  2. Take time to explore the above.

  3. Then ask yourself, in your imagination, “How will feel if I don’t share what I’m thinking and feeling? What might I regret? What might happen?”

  4. If I weren’t afraid, what would I most want to say to this person right now?

  5. Imagine yourself now doing it, saying what you think and feel, what you need and want.





Use meditation over time to be more resourceful, to help you listen to the internal and external pressures that help you make the right decision.


When we meditate, we tap into what matters to us.

Love yourself

You grow your authenticity daily by loving yourself enough to take the risk to show yourself, warts and all, to colleagues, bosses, friends, family, clients, and, indeed, the world.


Fessing up and saying “no” or at least setting boundaries, can be really scary sometimes and fear often shows up right right at the moment when you need to speak your truth. Let fear be your friend, your guide, not your oppressor.


Fear will say, “What if others don’t love or accept this part of me?”

Well, they may not, but no one is ever going to love or like everything about you; how can they when you don’t love or like everything about you. When you love yourself fully without conditions, others will do the same!

The consequence of not being real and genuine is that you live only from a very narrow world view, putting the rest of you that is awesome, bright, and a little silly at times in the closet. That serves no one and does not fulfill you.

So do away with the closet, at least get out of it, decide to be bold, to be open, to be authentic, to be you.

You cannot please all of the people all of the time – so why try?



Read this poem by Kip Mazuy, world renowned spiritual teacher & one of the leading composers of meditation music for over 23 years.


"Surrendering does not always mean

letting the outward happenings be as they are.

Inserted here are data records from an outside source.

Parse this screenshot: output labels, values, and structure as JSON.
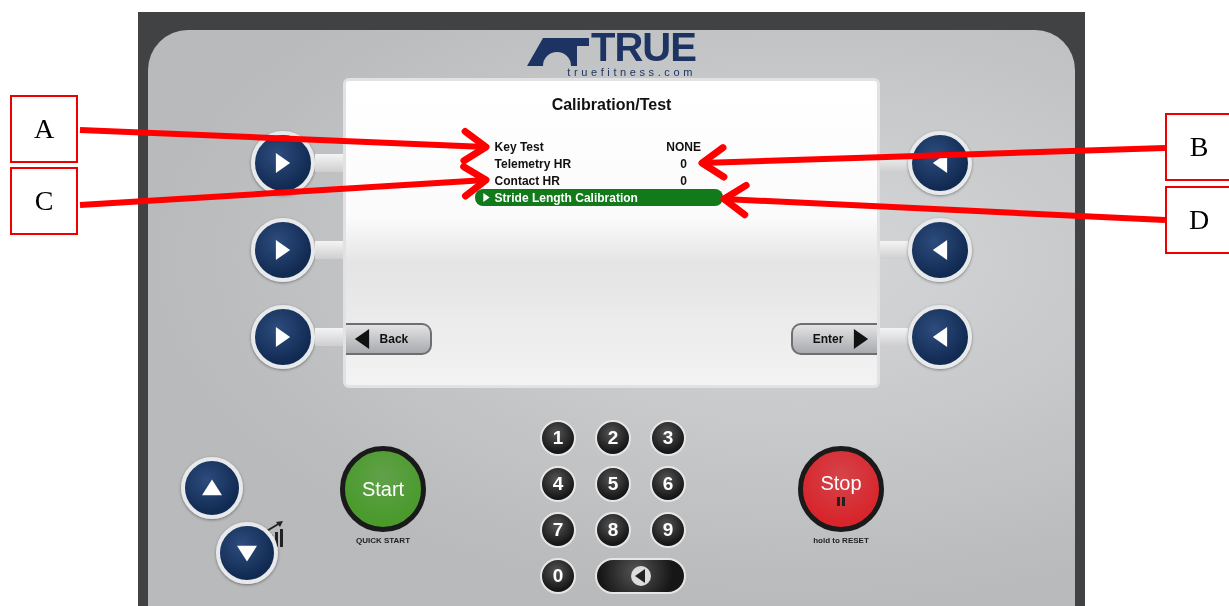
{
  "brand": {
    "name": "TRUE",
    "website": "truefitness.com"
  },
  "screen": {
    "title": "Calibration/Test",
    "rows": [
      {
        "kind": "value",
        "label": "Key Test",
        "value": "NONE",
        "selected": false
      },
      {
        "kind": "value",
        "label": "Telemetry HR",
        "value": "0",
        "selected": false
      },
      {
        "kind": "value",
        "label": "Contact HR",
        "value": "0",
        "selected": false
      },
      {
        "kind": "action",
        "label": "Stride Length Calibration",
        "selected": true
      }
    ],
    "back_button": "Back",
    "enter_button": "Enter"
  },
  "start_button": {
    "label": "Start",
    "caption": "QUICK START"
  },
  "keypad": {
    "keys": [
      "1",
      "2",
      "3",
      "4",
      "5",
      "6",
      "7",
      "8",
      "9",
      "0"
    ]
  },
  "stop_button": {
    "label": "Stop",
    "caption": "hold to RESET"
  },
  "annotations": [
    {
      "label": "A"
    },
    {
      "label": "B"
    },
    {
      "label": "C"
    },
    {
      "label": "D"
    }
  ]
}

You may find yourself in a situation

that is not good for you.


Someone maybe expecting something of you

that is not good for you or even

your own opinions/desires/fears maybe pushing  in a direction

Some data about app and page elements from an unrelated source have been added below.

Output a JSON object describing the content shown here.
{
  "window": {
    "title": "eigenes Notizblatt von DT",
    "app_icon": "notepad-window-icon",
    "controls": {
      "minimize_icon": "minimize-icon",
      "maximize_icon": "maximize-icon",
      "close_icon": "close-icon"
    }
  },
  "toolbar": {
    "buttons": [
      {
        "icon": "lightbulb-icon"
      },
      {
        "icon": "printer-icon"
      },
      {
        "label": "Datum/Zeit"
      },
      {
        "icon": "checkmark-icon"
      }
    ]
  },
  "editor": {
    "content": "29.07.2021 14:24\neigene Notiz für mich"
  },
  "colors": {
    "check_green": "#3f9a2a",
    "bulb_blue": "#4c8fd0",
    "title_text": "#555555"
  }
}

that is not good for you; that hurts the very depths of your being.


And in these cases it is good to say ‘no.’

It is good to move away from situations

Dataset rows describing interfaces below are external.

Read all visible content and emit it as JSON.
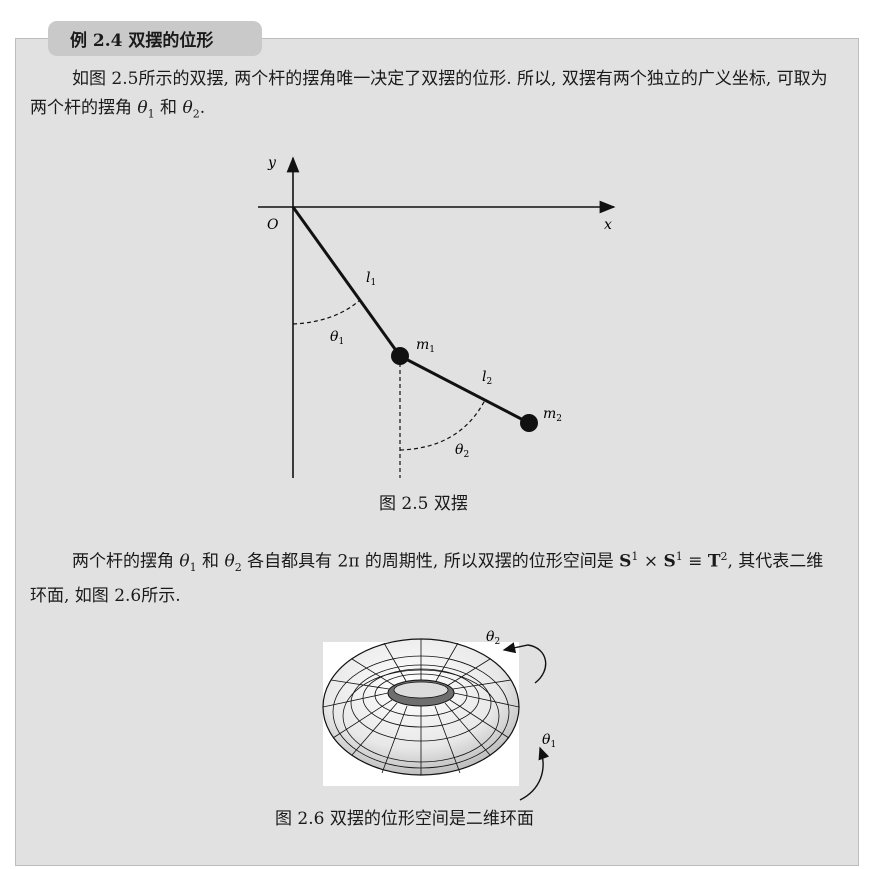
{
  "example": {
    "tab": "例 2.4 双摆的位形"
  },
  "para1": {
    "part1": "如图 2.5所示的双摆, 两个杆的摆角唯一决定了双摆的位形. 所以, 双摆有两个独立的广义坐标, 可取为两个杆的摆角 ",
    "theta1": "θ",
    "sub1": "1",
    "and": " 和 ",
    "theta2": "θ",
    "sub2": "2",
    "end": "."
  },
  "figure1": {
    "y_axis": "y",
    "x_axis": "x",
    "origin": "O",
    "l1": "l",
    "l1_sub": "1",
    "l2": "l",
    "l2_sub": "2",
    "m1": "m",
    "m1_sub": "1",
    "m2": "m",
    "m2_sub": "2",
    "theta1": "θ",
    "theta1_sub": "1",
    "theta2": "θ",
    "theta2_sub": "2",
    "caption": "图 2.5    双摆"
  },
  "para2": {
    "part1": "两个杆的摆角 ",
    "theta1": "θ",
    "sub1": "1",
    "and": " 和 ",
    "theta2": "θ",
    "sub2": "2",
    "part2": " 各自都具有 2π 的周期性, 所以双摆的位形空间是 ",
    "s1": "S",
    "sup1": "1",
    "times": " × ",
    "s2": "S",
    "sup2": "1",
    "equiv": " ≡ ",
    "t": "T",
    "sup3": "2",
    "part3": ", 其代表二维环面, 如图 2.6所示."
  },
  "figure2": {
    "theta1": "θ",
    "theta1_sub": "1",
    "theta2": "θ",
    "theta2_sub": "2",
    "caption": "图 2.6    双摆的位形空间是二维环面"
  }
}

that you feel deep inside you

are in conflict with peace & awareness.


The essence of this moment is often

communicating to you.


There is a flow of peace that is this moment

and you have the ability to feel

if you are moving deeper into this peace

or you are in conflict with it.


Everyone has had a feeling that said ‘don’t do this’

or 'this is no longer what I should do'

even though their mind

was convinced there was no reason not to.

And you do the thing anyway

and find out why the hard way

why it was not good for you.


This is the learning process.
If you can learn in this way that is good.

If you keep doing the same thing that hurts you over and over

even though you know it hurts you, that’s not so good!


For most people, the mind is far stronger than awareness.

The desires, fears, opinions and concept of who you are

clouds the ability to perceive the flow of peace that is this moment.


Many seekers use the excuse ‘I feel this is not right’

when it is just their opinion, their ego dictating that feeling.


But there is a flow of peace

and the more you give your attention to peace or awareness,

the more you will recognize the times you have to say ‘no.’


The times when you have to retreat

into yourself and remain in the peace

rather than do what others expect of you,

or what your desires or fears or ego push you into doing.


Our society, our family, our own sense of ‘me’

all impose a certain idea of how we are supposed to be

that may not be good for us or them at all.

The peace that is this moment

may push you in the very opposite direction

from what others say, from even what your own mind

tries to convince you of.


So part of allowing this moment to be

might be saying ‘no’ or ‘enough’

or choosing a completely different path

and surrendering into that truth.


The real rebels of this life

are all of the Saints and Sages

that have chosen enlightenment over beliefs.

That have chosen what they feel deep inside of them

is the path to peace and freedom.


Much love,




Get Kip’s CDs Pure, Infinite Sky, Shakti Silence or The Calling,